          Tyra’s death was ignored, and the fact that Matthew’s death gained more media attention because he was the perfect slightly deviant representation of normativity the media could hold onto makes Tyra’s death and the countless other deaths of gender-deviant economically disadvantaged people of color invisible.  That’s right, invisible.  Appeals to normativity by slightly deviant gays and lesbians are appeals to the system that work to oppress those in the “more deviant” category of the deviance hierarchy.  Catering to a system that oppresses based on a “you versus us” dichotomy and ignoring the intersections of race, class, and sexual and gender identity disavow the lives of those deviantly-labeled individuals who fought representatives of the system (ie, police) to survive.  Seeking legislation to end “hate crimes” only appeals to those policemen who systematically ignore and perpetuate the violence against those who are furthest from inclusion in normative spaces.

          There is no real end to this kind of violence against racial, ability, economic, and gender minorities with the neoliberalist solutions of a normative gay and lesbian politic.  Mandy Carter, writer for a news site Color Lines, stresses the necessity of bridging the politics of the sexuality and gender movements with African-American movements.  The fact that intersecting identities challenge the implicitly degrading assumptions of each of these movements (LG movements as cis-white inclusive, African-American movements as cis-het inclusive, neither as trans-inclusive) indicate that a larger force of oppression is at work here. 

          When cis-white gays and lesbians are racist and transphobic, and when cis-African Americans are homophobic and transphobic, non-normative people of color in terms of gender and sexuality are left with no community with which to share stories and are left to their own devices to deal with violence from not only mainstream culture, but also from both less deviant communities to which they cannot belong.  This experience of being torn between two or more “less deviant” communities as a “more deviant” person applies to intersectional identities across the entire mainstream-dictated deviant spectrum.  On the simplest level of explanation via example, I experience dissonance between my lesbian and trans identities, Tyra between her trans and African American identities, and Dean Spade between his trans, queer (used in terms of sexuality because “gay” or “lesbian” cannot fit here), and working class identities. 

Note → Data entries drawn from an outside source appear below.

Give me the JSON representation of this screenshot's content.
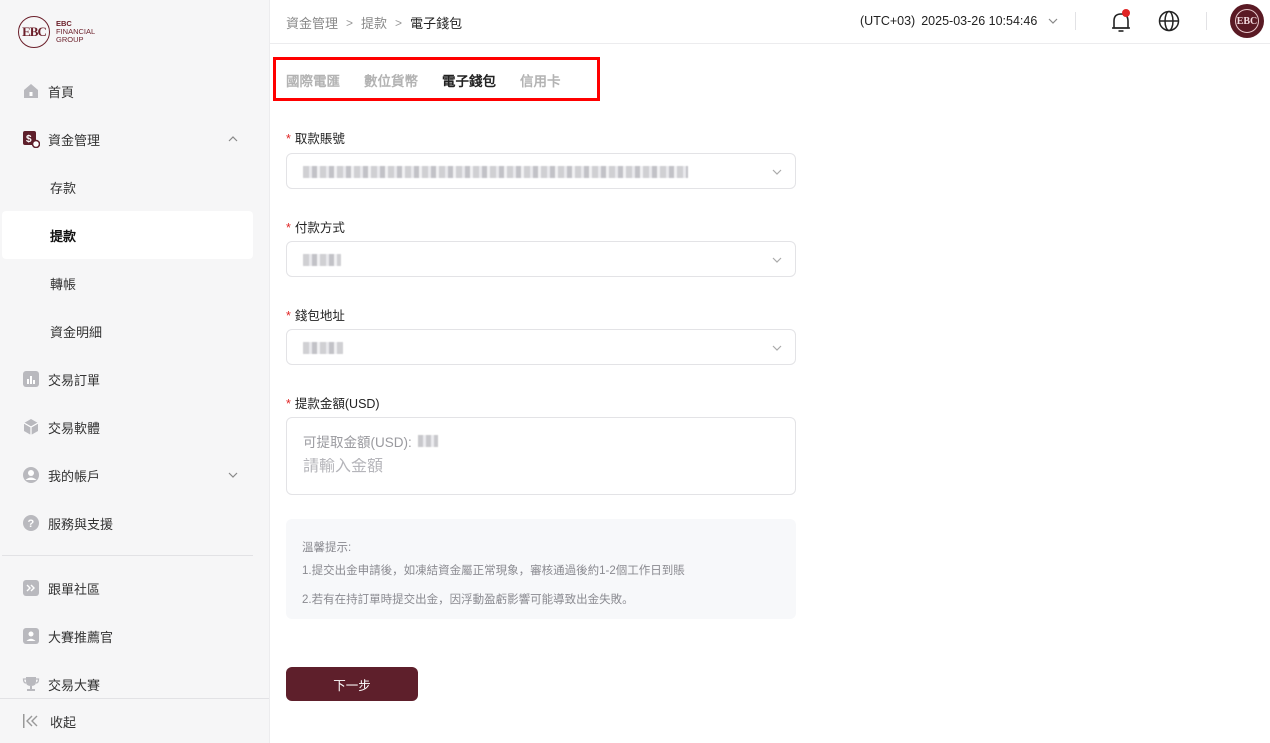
{
  "brand": {
    "logo_mark": "EBC",
    "line1": "EBC",
    "line2": "FINANCIAL",
    "line3": "GROUP",
    "accent_color": "#5e1f2b"
  },
  "sidebar": {
    "items": [
      {
        "label": "首頁",
        "icon": "home-icon"
      },
      {
        "label": "資金管理",
        "icon": "fund-icon",
        "expanded": true
      },
      {
        "label": "存款",
        "sub": true
      },
      {
        "label": "提款",
        "sub": true,
        "active": true
      },
      {
        "label": "轉帳",
        "sub": true
      },
      {
        "label": "資金明細",
        "sub": true
      },
      {
        "label": "交易訂單",
        "icon": "chart-icon"
      },
      {
        "label": "交易軟體",
        "icon": "cube-icon"
      },
      {
        "label": "我的帳戶",
        "icon": "user-icon",
        "expandable": true
      },
      {
        "label": "服務與支援",
        "icon": "help-icon"
      },
      {
        "label": "跟單社區",
        "icon": "copy-trade-icon"
      },
      {
        "label": "大賽推薦官",
        "icon": "referral-icon"
      },
      {
        "label": "交易大賽",
        "icon": "trophy-icon"
      }
    ],
    "collapse_label": "收起"
  },
  "header": {
    "breadcrumb": [
      "資金管理",
      "提款",
      "電子錢包"
    ],
    "breadcrumb_sep": ">",
    "timezone": "(UTC+03)",
    "datetime": "2025-03-26 10:54:46"
  },
  "tabs": [
    "國際電匯",
    "數位貨幣",
    "電子錢包",
    "信用卡"
  ],
  "active_tab": 2,
  "form": {
    "account_label": "取款賬號",
    "payment_label": "付款方式",
    "wallet_label": "錢包地址",
    "amount_label": "提款金額(USD)",
    "available_label": "可提取金額(USD):",
    "amount_placeholder": "請輸入金額",
    "required_mark": "*"
  },
  "notice": {
    "title": "溫馨提示:",
    "line1": "1.提交出金申請後，如凍結資金屬正常現象，審核通過後約1-2個工作日到賬",
    "line2": "2.若有在持訂單時提交出金，因浮動盈虧影響可能導致出金失敗。"
  },
  "next_button": "下一步"
}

           In order to fight this “you versus us,” “deviant versus ‘normal’” dichotomy that mainstream culture sets up at the heart of its systematic and oppressive operations, we need to look at the differences dictating our deviance by mainstream culture instead of overlooking them.  We need to incorporate these differences into an intersectional politics that demands a complete restructuring of mainstream systems like law enforcement and wealth distribution to the point of self-determined governance that values collectivity (Spade 69).  Equality will never be achieved if we keep fighting for these slight equalities that continue to perpetuate injustice.

 

-Ash Kulak 

 

 Mandy Carter’s article about Tyra’s death and the intersections between white LGBT movements and Black movements:

http://colorlines.com/archives/2011/02/transgender_discrimination_study.html

Tyra Hunter’s sole paragraph from Wikipedia:

http://en.wikipedia.org/wiki/Tyra_Hunter

More details on Tyra’s murder:

http://transgriot.blogspot.com/2007/08/trya-hunter-anniversary.html

Matthew Shepard Foundation’s “Our Story” page:

http://www.matthewshepard.org/our-story

More information on the Matthew Shepard Hate Crimes Prevention Act: http://www.hslda.org/Legislation/National/2009/S.909/default.asp